== Your objective ==
Each line in the records below that has the word "result" should be copied.

== Recorded data ==
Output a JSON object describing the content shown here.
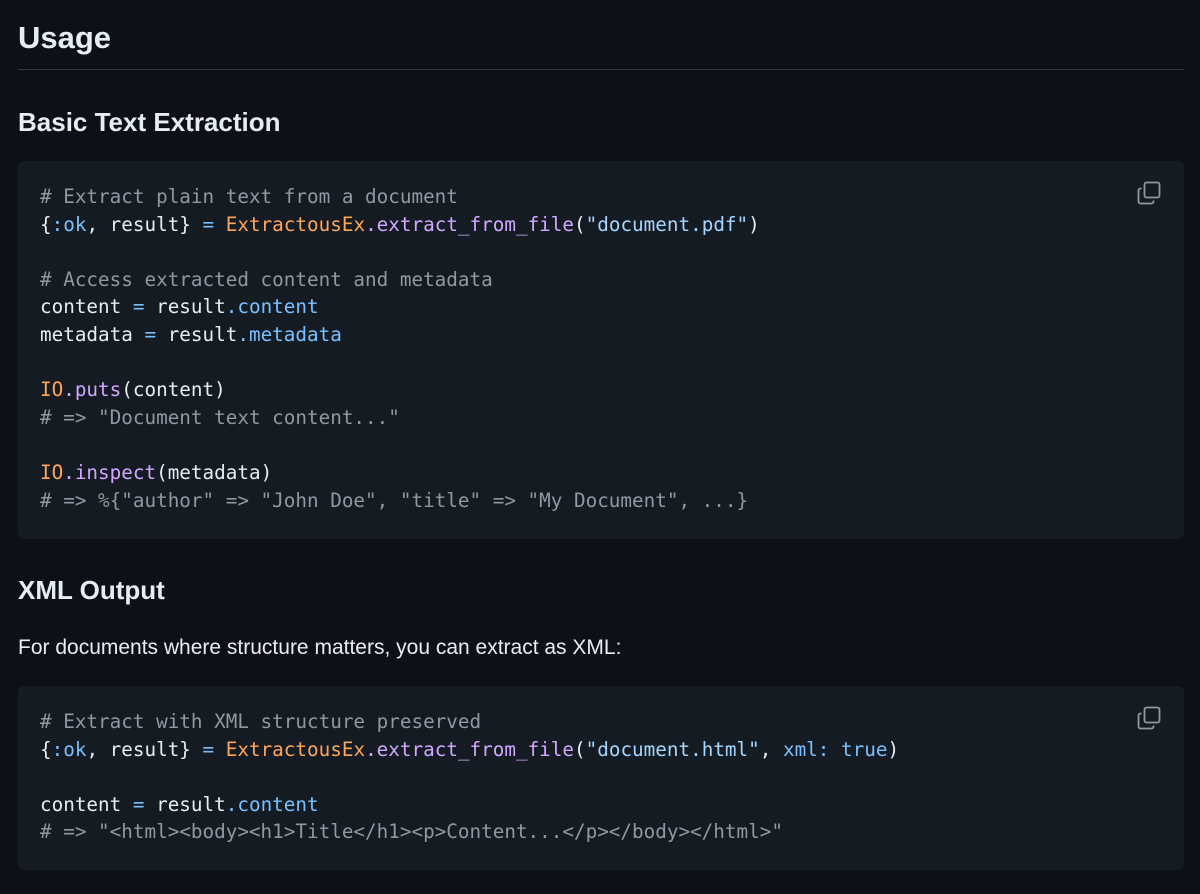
{
  "heading": "Usage",
  "section_basic": {
    "title": "Basic Text Extraction",
    "copy_icon": "copy-icon",
    "code": {
      "l1_comment": "# Extract plain text from a document",
      "l2_open": "{",
      "l2_atom": ":ok",
      "l2_rest": ", result}",
      "l2_eq": "=",
      "l2_mod": "ExtractousEx",
      "l2_fn": ".extract_from_file",
      "l2_paren_open": "(",
      "l2_str": "\"document.pdf\"",
      "l2_paren_close": ")",
      "l4_comment": "# Access extracted content and metadata",
      "l5_var": "content",
      "l5_eq": "=",
      "l5_obj": "result",
      "l5_field": ".content",
      "l6_var": "metadata",
      "l6_eq": "=",
      "l6_obj": "result",
      "l6_field": ".metadata",
      "l8_mod": "IO",
      "l8_fn": ".puts",
      "l8_args": "(content)",
      "l9_comment": "# => \"Document text content...\"",
      "l11_mod": "IO",
      "l11_fn": ".inspect",
      "l11_args": "(metadata)",
      "l12_comment": "# => %{\"author\" => \"John Doe\", \"title\" => \"My Document\", ...}"
    }
  },
  "section_xml": {
    "title": "XML Output",
    "description": "For documents where structure matters, you can extract as XML:",
    "copy_icon": "copy-icon",
    "code": {
      "l1_comment": "# Extract with XML structure preserved",
      "l2_open": "{",
      "l2_atom": ":ok",
      "l2_rest": ", result}",
      "l2_eq": "=",
      "l2_mod": "ExtractousEx",
      "l2_fn": ".extract_from_file",
      "l2_paren_open": "(",
      "l2_str": "\"document.html\"",
      "l2_comma": ", ",
      "l2_kw": "xml:",
      "l2_bool": "true",
      "l2_paren_close": ")",
      "l4_var": "content",
      "l4_eq": "=",
      "l4_obj": "result",
      "l4_field": ".content",
      "l5_comment": "# => \"<html><body><h1>Title</h1><p>Content...</p></body></html>\""
    }
  },
  "colors": {
    "background": "#0d1117",
    "code_background": "#151b23",
    "comment": "#9198a1",
    "module": "#ffa657",
    "function": "#d2a8ff",
    "string": "#a5d6ff",
    "operator": "#79c0ff"
  }
}
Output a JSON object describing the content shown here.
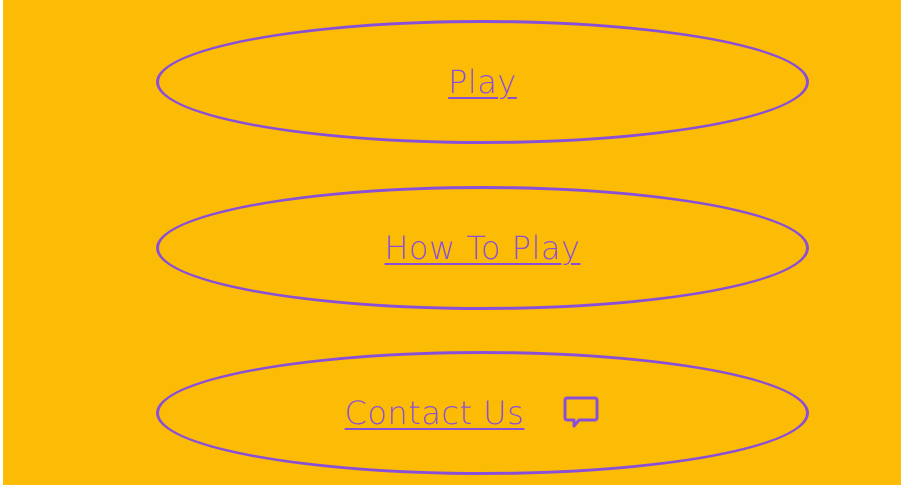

== Response below ==
      "l2_rest": ", result}",
      "l5_obj": "result",
      "l6_obj": "result",
      "l2_rest": ", result}",
      "l4_obj": "result",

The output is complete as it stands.